» **Task goal**
For every record below, write out an exact copy.

----

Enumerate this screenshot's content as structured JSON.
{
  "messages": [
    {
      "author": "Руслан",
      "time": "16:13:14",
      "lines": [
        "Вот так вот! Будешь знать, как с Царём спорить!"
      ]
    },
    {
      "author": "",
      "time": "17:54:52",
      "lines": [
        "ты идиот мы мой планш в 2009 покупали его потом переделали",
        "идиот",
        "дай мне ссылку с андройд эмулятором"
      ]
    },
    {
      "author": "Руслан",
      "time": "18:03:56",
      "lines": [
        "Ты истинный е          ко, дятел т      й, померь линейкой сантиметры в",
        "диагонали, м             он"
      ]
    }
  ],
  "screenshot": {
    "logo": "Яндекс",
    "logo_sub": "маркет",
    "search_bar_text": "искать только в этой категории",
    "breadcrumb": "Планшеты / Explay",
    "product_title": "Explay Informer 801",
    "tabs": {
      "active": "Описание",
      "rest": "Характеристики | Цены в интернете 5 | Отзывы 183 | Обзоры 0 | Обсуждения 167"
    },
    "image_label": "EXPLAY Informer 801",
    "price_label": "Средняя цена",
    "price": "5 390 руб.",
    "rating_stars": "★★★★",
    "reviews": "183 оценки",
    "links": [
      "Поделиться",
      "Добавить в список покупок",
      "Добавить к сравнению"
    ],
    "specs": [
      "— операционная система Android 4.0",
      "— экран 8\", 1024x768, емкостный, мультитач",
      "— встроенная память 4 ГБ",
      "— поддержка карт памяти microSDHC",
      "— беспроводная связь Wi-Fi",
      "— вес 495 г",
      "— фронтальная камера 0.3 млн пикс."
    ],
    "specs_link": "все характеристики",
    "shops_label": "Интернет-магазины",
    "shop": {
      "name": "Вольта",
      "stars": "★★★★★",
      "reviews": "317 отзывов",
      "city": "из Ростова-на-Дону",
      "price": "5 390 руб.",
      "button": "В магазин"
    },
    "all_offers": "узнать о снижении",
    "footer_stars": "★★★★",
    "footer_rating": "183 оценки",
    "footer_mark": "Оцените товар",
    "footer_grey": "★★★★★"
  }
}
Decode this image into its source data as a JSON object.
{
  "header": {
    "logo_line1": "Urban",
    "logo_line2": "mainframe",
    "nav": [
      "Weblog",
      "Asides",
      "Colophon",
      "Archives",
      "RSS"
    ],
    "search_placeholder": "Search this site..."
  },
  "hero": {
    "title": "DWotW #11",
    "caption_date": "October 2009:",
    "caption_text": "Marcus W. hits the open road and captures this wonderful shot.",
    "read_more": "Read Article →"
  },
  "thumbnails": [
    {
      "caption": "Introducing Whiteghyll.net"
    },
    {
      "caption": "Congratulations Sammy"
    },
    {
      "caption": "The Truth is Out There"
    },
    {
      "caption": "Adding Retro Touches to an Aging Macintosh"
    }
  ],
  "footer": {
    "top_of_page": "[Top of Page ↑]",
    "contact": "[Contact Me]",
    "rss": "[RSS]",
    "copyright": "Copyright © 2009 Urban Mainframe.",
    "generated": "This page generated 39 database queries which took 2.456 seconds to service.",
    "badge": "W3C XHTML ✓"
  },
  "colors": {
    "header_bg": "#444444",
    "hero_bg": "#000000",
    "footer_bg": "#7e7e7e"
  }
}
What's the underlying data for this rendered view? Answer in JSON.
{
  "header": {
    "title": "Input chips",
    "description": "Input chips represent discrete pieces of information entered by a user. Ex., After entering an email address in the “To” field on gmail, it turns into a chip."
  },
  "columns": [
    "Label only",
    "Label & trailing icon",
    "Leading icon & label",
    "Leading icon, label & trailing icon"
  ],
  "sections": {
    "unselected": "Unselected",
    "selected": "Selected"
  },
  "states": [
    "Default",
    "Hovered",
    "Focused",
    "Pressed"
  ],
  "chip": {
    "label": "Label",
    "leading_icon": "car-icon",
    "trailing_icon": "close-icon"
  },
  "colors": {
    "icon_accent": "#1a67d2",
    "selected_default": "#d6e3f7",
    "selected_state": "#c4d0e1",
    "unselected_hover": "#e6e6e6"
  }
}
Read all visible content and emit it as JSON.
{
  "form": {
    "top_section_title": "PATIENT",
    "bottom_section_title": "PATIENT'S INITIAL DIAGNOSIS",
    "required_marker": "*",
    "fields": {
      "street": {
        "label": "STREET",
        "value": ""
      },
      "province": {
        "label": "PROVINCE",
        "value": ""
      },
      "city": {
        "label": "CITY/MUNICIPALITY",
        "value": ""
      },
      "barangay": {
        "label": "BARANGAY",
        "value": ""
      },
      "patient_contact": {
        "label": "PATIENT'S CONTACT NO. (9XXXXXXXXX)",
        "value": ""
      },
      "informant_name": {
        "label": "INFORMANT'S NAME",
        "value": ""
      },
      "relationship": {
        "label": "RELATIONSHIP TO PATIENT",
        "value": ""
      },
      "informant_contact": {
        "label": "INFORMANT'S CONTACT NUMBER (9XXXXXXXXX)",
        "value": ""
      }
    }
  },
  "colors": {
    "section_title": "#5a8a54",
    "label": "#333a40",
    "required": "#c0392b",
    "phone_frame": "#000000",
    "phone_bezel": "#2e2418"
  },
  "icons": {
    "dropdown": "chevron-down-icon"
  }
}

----

» **Your response**
Enumerate this screenshot's content as structured JSON.
{
  "messages": [
    {
      "author": "Руслан",
      "time": "16:13:14",
      "lines": [
        "Вот так вот! Будешь знать, как с Царём спорить!"
      ]
    },
    {
      "author": "",
      "time": "17:54:52",
      "lines": [
        "ты идиот мы мой планш в 2009 покупали его потом переделали",
        "идиот",
        "дай мне ссылку с андройд эмулятором"
      ]
    },
    {
      "author": "Руслан",
      "time": "18:03:56",
      "lines": [
        "Ты истинный е          ко, дятел т      й, померь линейкой сантиметры в",
        "диагонали, м             он"
      ]
    }
  ],
  "screenshot": {
    "logo": "Яндекс",
    "logo_sub": "маркет",
    "search_bar_text": "искать только в этой категории",
    "breadcrumb": "Планшеты / Explay",
    "product_title": "Explay Informer 801",
    "tabs": {
      "active": "Описание",
      "rest": "Характеристики | Цены в интернете 5 | Отзывы 183 | Обзоры 0 | Обсуждения 167"
    },
    "image_label": "EXPLAY Informer 801",
    "price_label": "Средняя цена",
    "price": "5 390 руб.",
    "rating_stars": "★★★★",
    "reviews": "183 оценки",
    "links": [
      "Поделиться",
      "Добавить в список покупок",
      "Добавить к сравнению"
    ],
    "specs": [
      "— операционная система Android 4.0",
      "— экран 8\", 1024x768, емкостный, мультитач",
      "— встроенная память 4 ГБ",
      "— поддержка карт памяти microSDHC",
      "— беспроводная связь Wi-Fi",
      "— вес 495 г",
      "— фронтальная камера 0.3 млн пикс."
    ],
    "specs_link": "все характеристики",
    "shops_label": "Интернет-магазины",
    "shop": {
      "name": "Вольта",
      "stars": "★★★★★",
      "reviews": "317 отзывов",
      "city": "из Ростова-на-Дону",
      "price": "5 390 руб.",
      "button": "В магазин"
    },
    "all_offers": "узнать о снижении",
    "footer_stars": "★★★★",
    "footer_rating": "183 оценки",
    "footer_mark": "Оцените товар",
    "footer_grey": "★★★★★"
  }
}
Decode this image into its source data as a JSON object.
{
  "header": {
    "logo_line1": "Urban",
    "logo_line2": "mainframe",
    "nav": [
      "Weblog",
      "Asides",
      "Colophon",
      "Archives",
      "RSS"
    ],
    "search_placeholder": "Search this site..."
  },
  "hero": {
    "title": "DWotW #11",
    "caption_date": "October 2009:",
    "caption_text": "Marcus W. hits the open road and captures this wonderful shot.",
    "read_more": "Read Article →"
  },
  "thumbnails": [
    {
      "caption": "Introducing Whiteghyll.net"
    },
    {
      "caption": "Congratulations Sammy"
    },
    {
      "caption": "The Truth is Out There"
    },
    {
      "caption": "Adding Retro Touches to an Aging Macintosh"
    }
  ],
  "footer": {
    "top_of_page": "[Top of Page ↑]",
    "contact": "[Contact Me]",
    "rss": "[RSS]",
    "copyright": "Copyright © 2009 Urban Mainframe.",
    "generated": "This page generated 39 database queries which took 2.456 seconds to service.",
    "badge": "W3C XHTML ✓"
  },
  "colors": {
    "header_bg": "#444444",
    "hero_bg": "#000000",
    "footer_bg": "#7e7e7e"
  }
}
What's the underlying data for this rendered view? Answer in JSON.
{
  "header": {
    "title": "Input chips",
    "description": "Input chips represent discrete pieces of information entered by a user. Ex., After entering an email address in the “To” field on gmail, it turns into a chip."
  },
  "columns": [
    "Label only",
    "Label & trailing icon",
    "Leading icon & label",
    "Leading icon, label & trailing icon"
  ],
  "sections": {
    "unselected": "Unselected",
    "selected": "Selected"
  },
  "states": [
    "Default",
    "Hovered",
    "Focused",
    "Pressed"
  ],
  "chip": {
    "label": "Label",
    "leading_icon": "car-icon",
    "trailing_icon": "close-icon"
  },
  "colors": {
    "icon_accent": "#1a67d2",
    "selected_default": "#d6e3f7",
    "selected_state": "#c4d0e1",
    "unselected_hover": "#e6e6e6"
  }
}
Read all visible content and emit it as JSON.
{
  "form": {
    "top_section_title": "PATIENT",
    "bottom_section_title": "PATIENT'S INITIAL DIAGNOSIS",
    "required_marker": "*",
    "fields": {
      "street": {
        "label": "STREET",
        "value": ""
      },
      "province": {
        "label": "PROVINCE",
        "value": ""
      },
      "city": {
        "label": "CITY/MUNICIPALITY",
        "value": ""
      },
      "barangay": {
        "label": "BARANGAY",
        "value": ""
      },
      "patient_contact": {
        "label": "PATIENT'S CONTACT NO. (9XXXXXXXXX)",
        "value": ""
      },
      "informant_name": {
        "label": "INFORMANT'S NAME",
        "value": ""
      },
      "relationship": {
        "label": "RELATIONSHIP TO PATIENT",
        "value": ""
      },
      "informant_contact": {
        "label": "INFORMANT'S CONTACT NUMBER (9XXXXXXXXX)",
        "value": ""
      }
    }
  },
  "colors": {
    "section_title": "#5a8a54",
    "label": "#333a40",
    "required": "#c0392b",
    "phone_frame": "#000000",
    "phone_bezel": "#2e2418"
  },
  "icons": {
    "dropdown": "chevron-down-icon"
  }
}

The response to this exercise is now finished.